▶ Task brief:
Copy each line below that includes "Statistics".

▶ Saved entries:
_ _ _ _ _

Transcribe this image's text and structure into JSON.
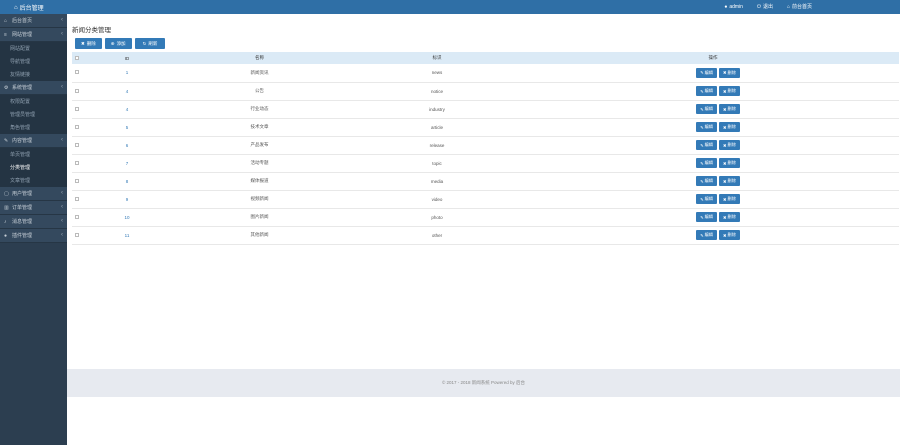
{
  "topbar": {
    "brand": "后台管理",
    "nav": [
      {
        "icon": "user-icon",
        "label": "admin"
      },
      {
        "icon": "power-icon",
        "label": "退出"
      },
      {
        "icon": "home-icon",
        "label": "前台首页"
      }
    ]
  },
  "sidebar": {
    "groups": [
      {
        "icon": "home-icon",
        "label": "后台首页",
        "items": []
      },
      {
        "icon": "list-icon",
        "label": "网站管理",
        "items": [
          "网站配置",
          "导航管理",
          "友情链接"
        ]
      },
      {
        "icon": "gear-icon",
        "label": "系统管理",
        "items": [
          "权限配置",
          "管理员管理",
          "角色管理"
        ]
      },
      {
        "icon": "doc-icon",
        "label": "内容管理",
        "items": [
          "单页管理",
          "分类管理",
          "文章管理"
        ]
      },
      {
        "icon": "file-icon",
        "label": "用户管理",
        "items": []
      },
      {
        "icon": "chart-icon",
        "label": "订单管理",
        "items": []
      },
      {
        "icon": "bell-icon",
        "label": "消息管理",
        "items": []
      },
      {
        "icon": "user-icon",
        "label": "插件管理",
        "items": []
      }
    ],
    "active_item": "分类管理"
  },
  "page": {
    "title": "新闻分类管理",
    "toolbar": {
      "delete": "删除",
      "add": "添加",
      "refresh": "刷新"
    }
  },
  "table": {
    "headers": [
      "ID",
      "名称",
      "标识",
      "操作"
    ],
    "edit_label": "编辑",
    "delete_label": "删除",
    "rows": [
      {
        "id": "1",
        "name": "新闻资讯",
        "key": "news"
      },
      {
        "id": "4",
        "name": "公告",
        "key": "notice"
      },
      {
        "id": "4",
        "name": "行业动态",
        "key": "industry"
      },
      {
        "id": "5",
        "name": "技术文章",
        "key": "article"
      },
      {
        "id": "6",
        "name": "产品发布",
        "key": "release"
      },
      {
        "id": "7",
        "name": "活动专题",
        "key": "topic"
      },
      {
        "id": "8",
        "name": "媒体报道",
        "key": "media"
      },
      {
        "id": "9",
        "name": "视频新闻",
        "key": "video"
      },
      {
        "id": "10",
        "name": "图片新闻",
        "key": "photo"
      },
      {
        "id": "11",
        "name": "其他新闻",
        "key": "other"
      }
    ]
  },
  "footer": {
    "text": "© 2017 - 2018 新闻系统 Powered by 后台"
  }
}
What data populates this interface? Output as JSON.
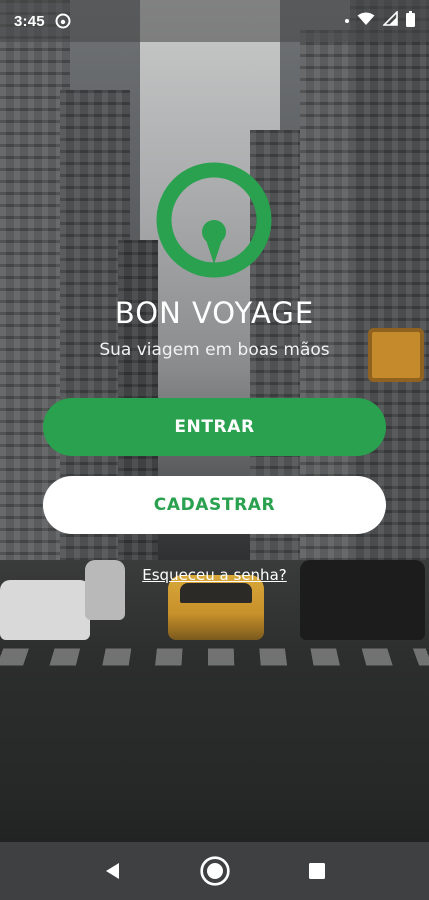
{
  "status_bar": {
    "time": "3:45",
    "app_icon": "circle-logo-icon",
    "icons": [
      "notification-dot-icon",
      "wifi-icon",
      "signal-icon",
      "battery-icon"
    ]
  },
  "brand": {
    "name": "BON VOYAGE",
    "tagline": "Sua viagem em boas mãos",
    "logo_icon": "location-pin-ring-icon",
    "accent_color": "#29a14f"
  },
  "actions": {
    "login_label": "ENTRAR",
    "signup_label": "CADASTRAR",
    "forgot_password_label": "Esqueceu a senha?"
  },
  "nav_bar": {
    "buttons": [
      "back-icon",
      "home-icon",
      "recents-icon"
    ]
  }
}
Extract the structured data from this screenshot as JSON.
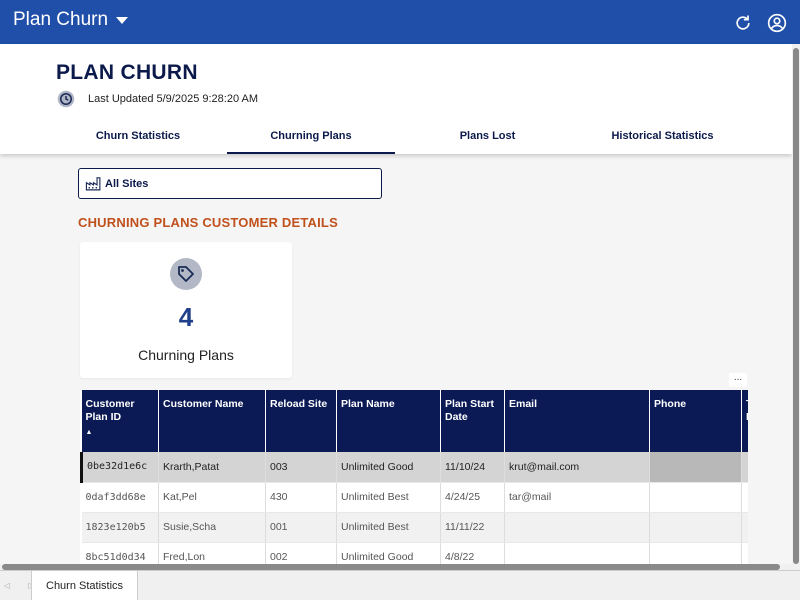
{
  "app": {
    "title": "Plan Churn"
  },
  "header": {
    "title": "PLAN CHURN",
    "last_updated": "Last Updated 5/9/2025 9:28:20 AM"
  },
  "tabs": [
    {
      "label": "Churn Statistics",
      "active": false
    },
    {
      "label": "Churning Plans",
      "active": true
    },
    {
      "label": "Plans Lost",
      "active": false
    },
    {
      "label": "Historical Statistics",
      "active": false
    }
  ],
  "filter": {
    "label": "All Sites"
  },
  "section": {
    "heading": "CHURNING PLANS CUSTOMER DETAILS"
  },
  "kpi": {
    "value": "4",
    "label": "Churning Plans"
  },
  "table": {
    "more_label": "...",
    "sort_indicator": "▲",
    "columns": [
      {
        "label": "Customer Plan ID"
      },
      {
        "label": "Customer Name"
      },
      {
        "label": "Reload Site"
      },
      {
        "label": "Plan Name"
      },
      {
        "label": "Plan Start Date"
      },
      {
        "label": "Email"
      },
      {
        "label": "Phone"
      },
      {
        "label": "T P"
      }
    ],
    "rows": [
      {
        "id": "0be32d1e6c",
        "name": "Krarth,Patat",
        "site": "003",
        "plan": "Unlimited Good",
        "start": "11/10/24",
        "email": "krut@mail.com",
        "phone": "",
        "extra": ""
      },
      {
        "id": "0daf3dd68e",
        "name": "Kat,Pel",
        "site": "430",
        "plan": "Unlimited Best",
        "start": "4/24/25",
        "email": "tar@mail",
        "phone": "",
        "extra": ""
      },
      {
        "id": "1823e120b5",
        "name": "Susie,Scha",
        "site": "001",
        "plan": "Unlimited Best",
        "start": "11/11/22",
        "email": "",
        "phone": "",
        "extra": ""
      },
      {
        "id": "8bc51d0d34",
        "name": "Fred,Lon",
        "site": "002",
        "plan": "Unlimited Good",
        "start": "4/8/22",
        "email": "",
        "phone": "",
        "extra": ""
      }
    ]
  },
  "footer": {
    "sheet_tab": "Churn Statistics",
    "nav": "◁ ▷"
  },
  "colors": {
    "primary": "#1f4fa8",
    "navy": "#0b1a55",
    "accent": "#c0501c"
  },
  "icons": {
    "dropdown": "caret-down-icon",
    "refresh": "refresh-icon",
    "user": "user-circle-icon",
    "clock": "clock-icon",
    "site": "factory-icon",
    "tag": "tag-icon"
  }
}
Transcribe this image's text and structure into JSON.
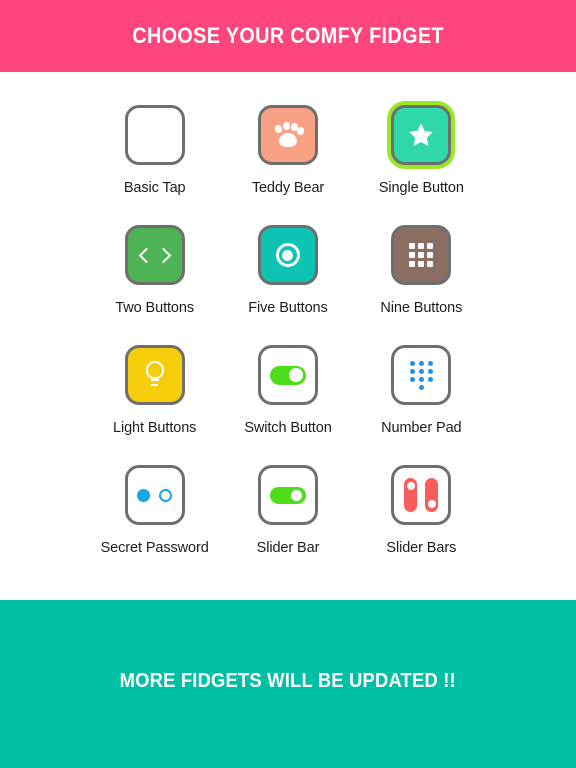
{
  "header": {
    "title": "CHOOSE YOUR COMFY FIDGET",
    "background_color": "#ff457e",
    "text_color": "#ffffff"
  },
  "footer": {
    "text": "MORE FIDGETS WILL BE UPDATED !!",
    "background_color": "#01bfa5",
    "text_color": "#ffffff"
  },
  "grid": {
    "columns": 3,
    "items": [
      {
        "label": "Basic Tap",
        "icon": "empty-square-icon",
        "tile_color": "#ffffff",
        "border_color": "#6e6e6e",
        "selected": false
      },
      {
        "label": "Teddy Bear",
        "icon": "paw-print-icon",
        "tile_color": "#f8a184",
        "border_color": "#6e6e6e",
        "icon_color": "#ffffff",
        "selected": false
      },
      {
        "label": "Single Button",
        "icon": "star-icon",
        "tile_color": "#2fd8ab",
        "border_color": "#6e6e6e",
        "icon_color": "#ffffff",
        "glow_color": "#9ae62a",
        "selected": true
      },
      {
        "label": "Two Buttons",
        "icon": "left-right-chevrons-icon",
        "tile_color": "#4eb354",
        "border_color": "#6e6e6e",
        "icon_color": "#ffffff",
        "selected": false
      },
      {
        "label": "Five Buttons",
        "icon": "target-ring-icon",
        "tile_color": "#0cc3b4",
        "border_color": "#6e6e6e",
        "icon_color": "#ffffff",
        "selected": false
      },
      {
        "label": "Nine Buttons",
        "icon": "grid-3x3-icon",
        "tile_color": "#8a6e62",
        "border_color": "#6e6e6e",
        "icon_color": "#ffffff",
        "selected": false
      },
      {
        "label": "Light Buttons",
        "icon": "light-bulb-icon",
        "tile_color": "#f5cd0a",
        "border_color": "#6e6e6e",
        "icon_color": "#ffffff",
        "selected": false
      },
      {
        "label": "Switch Button",
        "icon": "toggle-switch-icon",
        "tile_color": "#ffffff",
        "border_color": "#6e6e6e",
        "icon_color": "#4fdc1b",
        "selected": false
      },
      {
        "label": "Number Pad",
        "icon": "number-pad-dots-icon",
        "tile_color": "#ffffff",
        "border_color": "#6e6e6e",
        "icon_color": "#1e90e8",
        "selected": false
      },
      {
        "label": "Secret Password",
        "icon": "password-dots-icon",
        "tile_color": "#ffffff",
        "border_color": "#6e6e6e",
        "icon_color": "#18a3ea",
        "selected": false
      },
      {
        "label": "Slider Bar",
        "icon": "horizontal-slider-icon",
        "tile_color": "#ffffff",
        "border_color": "#6e6e6e",
        "icon_color": "#4fdc1b",
        "selected": false
      },
      {
        "label": "Slider Bars",
        "icon": "vertical-sliders-icon",
        "tile_color": "#ffffff",
        "border_color": "#6e6e6e",
        "icon_color": "#fb5b5b",
        "selected": false
      }
    ]
  }
}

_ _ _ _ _

▶ Answer space:
      "label": "Churn Statistics",
      "label": "Historical Statistics",
    "sheet_tab": "Churn Statistics",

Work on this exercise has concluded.